Free Paper Australian Podiatry Conference 2019

Efficacy of shoe-stiffening inserts for the treatment of first metatarsophalangeal joint osteoarthritis: preliminary findings from the SIMPLE randomised controlled trial (#19)

Shannon E Munteanu 1 2 , Karl B Landorf 1 2 , Jodie A McClelland 2 3 , Edward Roddy 4 , Flavia M Cicuttini 5 , Alan Shiell 6 , Maria Auhl 1 2 , Jamie J Allan 1 2 , Andrew K Buldt 1 2 , Hylton B Menz 1 2
  1. Discipline of Podiatry, School of Allied Health, La Trobe University, Melbourne, Victoria, Australia
  2. La Trobe Sport and Exercise Medicine Research Centre, School of Allied Health, La Trobe University, Melbourne, Victoria, Australia
  3. Discipline of Physiotherapy, School of Allied Health, La Trobe University, Melbourne, Victoria, Australia
  4. Arthritis Research UK Primary Care Centre, Research Institute for Primary Care and Health Sciences, Keele University, Staffordshire, United Kingdom
  5. Department of Epidemiology and Preventive Medicine, Monash University, Alfred Hospital, Melbourne, Victoria, Australia
  6. School of Psychology and Public Health, La Trobe University, Melbourne, Victoria, Australia


The purpose of this trial was to assess the efficacy of shoe-stiffening inserts for reducing pain associated with first metatarsophalangeal joint (MTPJ) osteoarthritis (OA).


One hundred participants (45 men 55 women, mean age 57.5, SD 10.3 years) with first MTPJ OA were randomised to receive either: (i) full-length carbon fibre shoe-stiffening inserts plus rehabilitation therapy (intervention group) or (ii) sham shoe inserts plus rehabilitation therapy (control group). The primary outcome measure was the foot pain domain of the Foot Health Status Questionnaire (FHSQ) assessed at 12 weeks. Secondary outcome measures included the function domain of the FHSQ, severity of first MTPJ pain, general health status, use of rescue medication and co-interventions, adverse events, physical activity levels and global change in symptoms (with ‘moderately better’ or above being considered a successful outcome). FHSQ and global change in symptoms at 12 weeks are presented here. Multiple imputation was used to replace missing data. FHSQ pain scores were analysed using analysis of covariance with the intervention group and baseline scores entered as independent variables, and global change in symptoms was analysed using absolute and relative benefit, and number needed to treat.


Data were available for 91 participants at week 4 and 85 participants at week 12. FHSQ pain scores improved in both groups. There was a statistically significant difference in FHSQ pain scores between the groups at 12 weeks (adjusted mean difference 7.4 points, 95% confidence interval [95% CI] 1.3 to 13.5, p=0.018) in favour of intervention group. Participants in the intervention group were also more likely to report that their pain was at least moderately better (successful treatment) at 12 weeks compared to the control group (61 versus 34%; absolute benefit increase 27% [95% CI 6 to 45], relative benefit increase 79% [95% CI 11 to 189]). The number needed to treat was 4 (95% CI 2 to 18).

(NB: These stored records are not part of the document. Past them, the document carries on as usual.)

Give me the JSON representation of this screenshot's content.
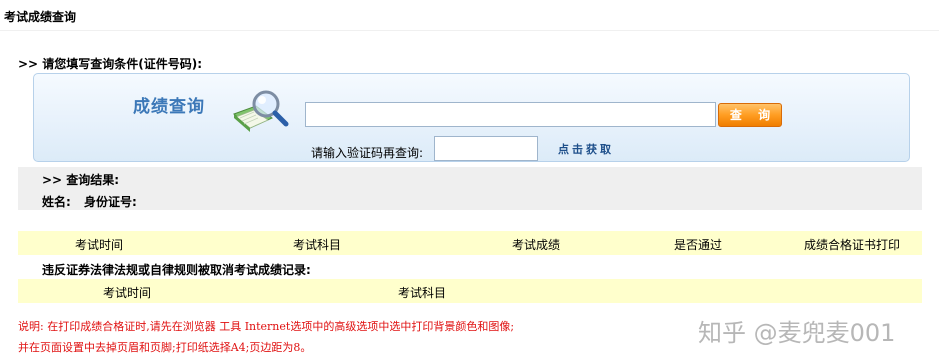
{
  "page_title": "考试成绩查询",
  "instruction": ">> 请您填写查询条件(证件号码):",
  "search_panel": {
    "heading": "成绩查询",
    "query_input": {
      "value": "",
      "placeholder": ""
    },
    "query_button_label": "查 询",
    "captcha_label": "请输入验证码再查询:",
    "captcha_input": {
      "value": "",
      "placeholder": ""
    },
    "captcha_link": "点击获取",
    "icon": "magnifier-book-icon"
  },
  "results": {
    "heading": ">> 查询结果:",
    "name_label": "姓名:",
    "id_label": "身份证号:"
  },
  "score_table": {
    "headers": [
      "考试时间",
      "考试科目",
      "考试成绩",
      "是否通过",
      "成绩合格证书打印"
    ]
  },
  "violation": {
    "heading": "违反证券法律法规或自律规则被取消考试成绩记录:",
    "headers": [
      "考试时间",
      "考试科目"
    ]
  },
  "notes": [
    "说明: 在打印成绩合格证时,请先在浏览器 工具 Internet选项中的高级选项中选中打印背景颜色和图像;",
    "并在页面设置中去掉页眉和页脚;打印纸选择A4;页边距为8。"
  ],
  "watermark": "知乎 @麦兜麦001",
  "colors": {
    "accent_blue": "#3c78b8",
    "button_orange": "#ff9d22",
    "table_header_bg": "#ffffcc",
    "note_red": "#e01010"
  }
}
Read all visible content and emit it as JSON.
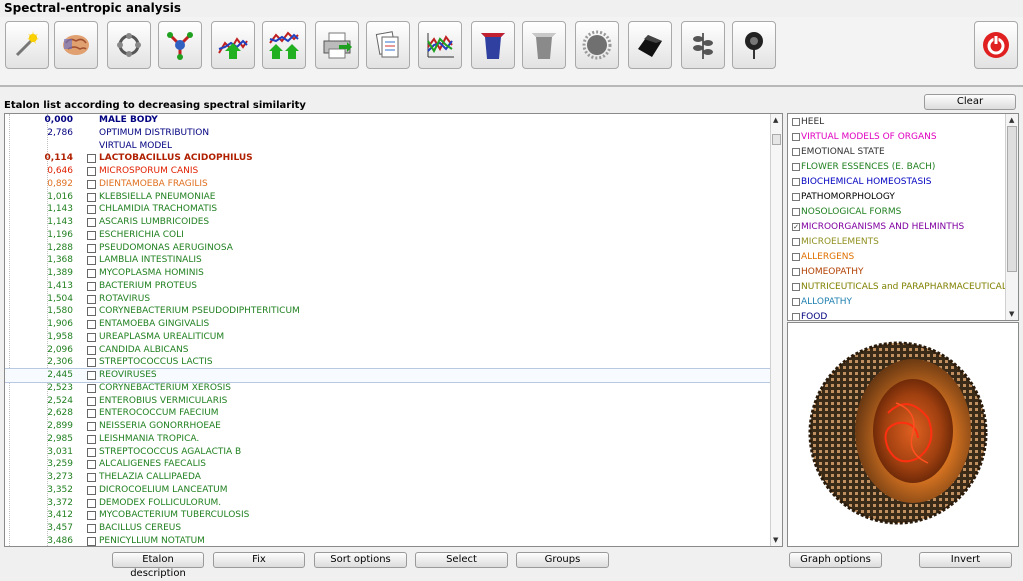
{
  "window": {
    "title": "Spectral-entropic analysis"
  },
  "toolbar": {
    "buttons": [
      {
        "name": "wand-button",
        "icon": "magic-wand-icon"
      },
      {
        "name": "brain-button",
        "icon": "brain-icon"
      },
      {
        "name": "molecule-button",
        "icon": "molecule-icon"
      },
      {
        "name": "network-button",
        "icon": "network-icon"
      },
      {
        "name": "graph-up-button",
        "icon": "graph-up-icon"
      },
      {
        "name": "graph-compare-button",
        "icon": "graph-compare-icon"
      },
      {
        "name": "print-button",
        "icon": "printer-icon"
      },
      {
        "name": "documents-button",
        "icon": "documents-icon"
      },
      {
        "name": "spectrum-button",
        "icon": "spectrum-icon"
      },
      {
        "name": "blue-cup-button",
        "icon": "blue-cup-icon"
      },
      {
        "name": "grey-cup-button",
        "icon": "grey-cup-icon"
      },
      {
        "name": "virus-button",
        "icon": "virus-icon"
      },
      {
        "name": "microscope-button",
        "icon": "microscope-icon"
      },
      {
        "name": "black-stone-button",
        "icon": "black-stone-icon"
      },
      {
        "name": "plant-button",
        "icon": "plant-icon"
      },
      {
        "name": "flower-button",
        "icon": "flower-icon"
      }
    ],
    "power_icon": "power-icon"
  },
  "etalon": {
    "title": "Etalon list according to decreasing spectral similarity",
    "clear_label": "Clear",
    "rows": [
      {
        "value": "0,000",
        "name": "MALE BODY",
        "checkbox": false,
        "bold": true,
        "color": "#000080"
      },
      {
        "value": "2,786",
        "name": "OPTIMUM DISTRIBUTION",
        "checkbox": false,
        "color": "#000080"
      },
      {
        "value": "",
        "name": "VIRTUAL MODEL",
        "checkbox": false,
        "color": "#000080"
      },
      {
        "value": "0,114",
        "name": "LACTOBACILLUS ACIDOPHILUS",
        "checkbox": true,
        "bold": true,
        "color": "#b02000"
      },
      {
        "value": "0,646",
        "name": "MICROSPORUM  CANIS",
        "checkbox": true,
        "color": "#e02000"
      },
      {
        "value": "0,892",
        "name": "DIENTAMOEBA FRAGILIS",
        "checkbox": true,
        "color": "#e07020"
      },
      {
        "value": "1,016",
        "name": "KLEBSIELLA PNEUMONIAE",
        "checkbox": true,
        "color": "#208020"
      },
      {
        "value": "1,143",
        "name": "CHLAMIDIA  TRACHOMATIS",
        "checkbox": true,
        "color": "#208020"
      },
      {
        "value": "1,143",
        "name": "ASCARIS  LUMBRICOIDES",
        "checkbox": true,
        "color": "#208020"
      },
      {
        "value": "1,196",
        "name": "ESCHERICHIA  COLI",
        "checkbox": true,
        "color": "#208020"
      },
      {
        "value": "1,288",
        "name": "PSEUDOMONAS  AERUGINOSA",
        "checkbox": true,
        "color": "#208020"
      },
      {
        "value": "1,368",
        "name": "LAMBLIA  INTESTINALIS",
        "checkbox": true,
        "color": "#208020"
      },
      {
        "value": "1,389",
        "name": "MYCOPLASMA  HOMINIS",
        "checkbox": true,
        "color": "#208020"
      },
      {
        "value": "1,413",
        "name": "BACTERIUM  PROTEUS",
        "checkbox": true,
        "color": "#208020"
      },
      {
        "value": "1,504",
        "name": "ROTAVIRUS",
        "checkbox": true,
        "color": "#208020"
      },
      {
        "value": "1,580",
        "name": "CORYNEBACTERIUM PSEUDODIPHTERITICUM",
        "checkbox": true,
        "color": "#208020"
      },
      {
        "value": "1,906",
        "name": "ENTAMOEBA GINGIVALIS",
        "checkbox": true,
        "color": "#208020"
      },
      {
        "value": "1,958",
        "name": "UREAPLASMA  UREALITICUM",
        "checkbox": true,
        "color": "#208020"
      },
      {
        "value": "2,096",
        "name": "CANDIDA  ALBICANS",
        "checkbox": true,
        "color": "#208020"
      },
      {
        "value": "2,306",
        "name": "STREPTOCOCCUS LACTIS",
        "checkbox": true,
        "color": "#208020"
      },
      {
        "value": "2,445",
        "name": "REOVIRUSES",
        "checkbox": true,
        "color": "#208020",
        "highlight": true
      },
      {
        "value": "2,523",
        "name": "CORYNEBACTERIUM XEROSIS",
        "checkbox": true,
        "color": "#208020"
      },
      {
        "value": "2,524",
        "name": "ENTEROBIUS  VERMICULARIS",
        "checkbox": true,
        "color": "#208020"
      },
      {
        "value": "2,628",
        "name": "ENTEROCOCCUM  FAECIUM",
        "checkbox": true,
        "color": "#208020"
      },
      {
        "value": "2,899",
        "name": "NEISSERIA  GONORRHOEAE",
        "checkbox": true,
        "color": "#208020"
      },
      {
        "value": "2,985",
        "name": "LEISHMANIA TROPICA.",
        "checkbox": true,
        "color": "#208020"
      },
      {
        "value": "3,031",
        "name": "STREPTOCOCCUS AGALACTIA  B",
        "checkbox": true,
        "color": "#208020"
      },
      {
        "value": "3,259",
        "name": "ALCALIGENES FAECALIS",
        "checkbox": true,
        "color": "#208020"
      },
      {
        "value": "3,273",
        "name": "THELAZIA CALLIPAEDA",
        "checkbox": true,
        "color": "#208020"
      },
      {
        "value": "3,352",
        "name": "DICROCOELIUM LANCEATUM",
        "checkbox": true,
        "color": "#208020"
      },
      {
        "value": "3,372",
        "name": "DEMODEX FOLLICULORUM.",
        "checkbox": true,
        "color": "#208020"
      },
      {
        "value": "3,412",
        "name": "MYCOBACTERIUM  TUBERCULOSIS",
        "checkbox": true,
        "color": "#208020"
      },
      {
        "value": "3,457",
        "name": "BACILLUS CEREUS",
        "checkbox": true,
        "color": "#208020"
      },
      {
        "value": "3,486",
        "name": "PENICYLLIUM  NOTATUM",
        "checkbox": true,
        "color": "#208020"
      }
    ]
  },
  "categories": [
    {
      "name": "HEEL",
      "color": "#303030",
      "checked": false
    },
    {
      "name": "VIRTUAL MODELS OF ORGANS",
      "color": "#e000c0",
      "checked": false
    },
    {
      "name": "EMOTIONAL STATE",
      "color": "#303030",
      "checked": false
    },
    {
      "name": "FLOWER ESSENCES (E. BACH)",
      "color": "#208020",
      "checked": false
    },
    {
      "name": "BIOCHEMICAL HOMEOSTASIS",
      "color": "#0000c0",
      "checked": false
    },
    {
      "name": "PATHOMORPHOLOGY",
      "color": "#000000",
      "checked": false
    },
    {
      "name": "NOSOLOGICAL FORMS",
      "color": "#208020",
      "checked": false
    },
    {
      "name": "MICROORGANISMS AND HELMINTHS",
      "color": "#8000a0",
      "checked": true
    },
    {
      "name": "MICROELEMENTS",
      "color": "#909020",
      "checked": false
    },
    {
      "name": "ALLERGENS",
      "color": "#e07000",
      "checked": false
    },
    {
      "name": "HOMEOPATHY",
      "color": "#b04000",
      "checked": false
    },
    {
      "name": "NUTRICEUTICALS and PARAPHARMACEUTICALS",
      "color": "#808000",
      "checked": false
    },
    {
      "name": "ALLOPATHY",
      "color": "#2080b0",
      "checked": false
    },
    {
      "name": "FOOD",
      "color": "#000080",
      "checked": false
    }
  ],
  "image": {
    "icon": "virus-3d-icon"
  },
  "bottom": {
    "etalon_description": "Etalon description",
    "fix": "Fix",
    "sort_options": "Sort options",
    "select": "Select",
    "groups": "Groups",
    "graph_options": "Graph options",
    "invert": "Invert"
  }
}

Discussion and Clinical Relevance

Carbon fibre shoe stiffening inserts are effective at reducing pain in people with first MTPJ OA.